Top 20 Mexican Slang (Top 10 Mexican Slang Part 2)
The most popular post on this blog is Top Ten Mexican Slang. But for sure ten words don’t even scratch the surface of slang here in Mexico.
I hear these words every day. Unlike the original Top Ten Mexican Slang, in this post every word has a PG rating. Maybe PG-13.
Pinche could have been in the original top ten. It translates to many words in English, damn for example, but only when used to describe something.
“¡Pinche coche!” – damn car
“Pinche Juan” – goddamn Juan
Mande is the Mexican way to ask what or excuse me, when you don’t understand what someone said. It can also be used like tell me.
Neta can be used in several ways, but often like really? or for real?
“Estoy pedo, pero ya me tengo que ir a la chamba.”
Ahora means now. The “-ita” or “-ito” (female or male) stem is a diminutive, used to show that something is small or cute. So literally ahorita means little now.
Mexicans might tell you that ahorita means right now, but really it means soon or eventually. If you ask a Mexican to do something and they reply with ahorita, then it could happen in five minutes, five hours, or never.
“¿Puedes ayudarme con mi tarea?” “Ahorita.”
“¿Ya vámonos?” “Ahorita.”
You probably know that agua means water. But in slang aguas means be careful or look out!
I was told that it comes from when a lady would pour out a bucket of water onto the sidewalk.
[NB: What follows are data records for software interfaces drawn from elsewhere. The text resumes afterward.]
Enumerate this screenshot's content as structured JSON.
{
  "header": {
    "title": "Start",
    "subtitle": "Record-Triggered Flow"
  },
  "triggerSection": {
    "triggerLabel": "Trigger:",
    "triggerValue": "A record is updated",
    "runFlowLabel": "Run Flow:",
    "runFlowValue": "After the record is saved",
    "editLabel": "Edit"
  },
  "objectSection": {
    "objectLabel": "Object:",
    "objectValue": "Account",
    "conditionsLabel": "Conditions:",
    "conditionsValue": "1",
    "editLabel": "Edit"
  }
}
Is that right?
In places like Guatemala or Honduras, when I tell people that I live in Mexico, I often get “¡Ah, cabrón!¨ in response. That´s how Mexican this word is, that other Latins think of it right away when they think about Mexicans.
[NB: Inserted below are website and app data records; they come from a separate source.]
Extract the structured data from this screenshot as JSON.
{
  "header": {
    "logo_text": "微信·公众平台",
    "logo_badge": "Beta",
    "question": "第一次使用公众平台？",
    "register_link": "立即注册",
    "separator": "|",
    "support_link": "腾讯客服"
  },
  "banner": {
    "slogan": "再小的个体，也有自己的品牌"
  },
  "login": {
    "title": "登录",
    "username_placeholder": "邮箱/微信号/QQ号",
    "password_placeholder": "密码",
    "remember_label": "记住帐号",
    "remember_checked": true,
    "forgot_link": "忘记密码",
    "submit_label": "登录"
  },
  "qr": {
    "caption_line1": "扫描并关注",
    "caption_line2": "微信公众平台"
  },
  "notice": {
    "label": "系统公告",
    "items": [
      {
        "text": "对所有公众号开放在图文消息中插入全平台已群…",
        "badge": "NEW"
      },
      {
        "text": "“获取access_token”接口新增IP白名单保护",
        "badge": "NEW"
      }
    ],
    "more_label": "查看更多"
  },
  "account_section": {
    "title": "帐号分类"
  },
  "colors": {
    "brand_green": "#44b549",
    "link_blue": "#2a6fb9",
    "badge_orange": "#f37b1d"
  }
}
It might translate to bastard, but really it´s a word to say to a close friend. A male friend. Like bastard, cabrón isn´t appropriate for the family dinner table.
Other words for a male friend are carnal or wey. Vato is similar, more like dude, used in northern Mexico and by chicanos in the U.S.
Chicano is the word for Mexican-Americans.
A tocayo is someone with the same name. You can say somos tocayos or just call the person with the same name as you tocayo.
When you visit Mexico you’ll see speedbumps everywhere. Aguas when you drive over them. They often aren’t marked. Hitting them hard at night makes everyone in the backseat bounce up and slam their heads into the roof of the car.
Speedbumps are called topes, and only in Mexico, I think. In other parts of Latin America and some parts of Mexico they are called something else – tumolo, right?
A camión is a bus. In other parts of Latin America it’s a truck. I told people in Guatemala that I arrived by camión. They looked at me crazy until I figured it out.
The more official word for a bus in Mexico is autobús, not just plain bus.
A chamba is a job, often a lousy job.
You can say, “Tengo que regresar a mi chamba” or ask, “¿Que chamba tienes?”
Chafa describes something cheap or low quality.
“Esta coche es chafa.”
Codo means elbow, but in slang it means cheap, as in a cheap person. A codo person doesn´t want to flex their elbow, as in pulling out money and putting it on the table.
The “real” word for this is tacano.
“No seas codo” – don’t be cheap.
Continuing with the “ch” words, here are slang words for kids. You can also call kids chamacos. Remember the final “o” is for males and “a” for females.
Córrale / apúrate / tengo prisa
The first two mean hurry up. I don’t know if they´re actually slang, but they are damn common.
Tengo prisa means I’m in a hurry.
I hope this list was helpful. Please write whatever I left out or got wrong in the comments.
Don’t miss my newly-published Mexican Slang Master List, with more than 100 words and phrases of Mexican Spanish.
Posted on November 8, 2013, in Learning Spanish, Mexico and tagged aguas, ahorita, cabron, chafa, chavo, chicano, mande, mexican slang, mexican spanish, neta, tocayo. Bookmark the permalink. 37 Comments.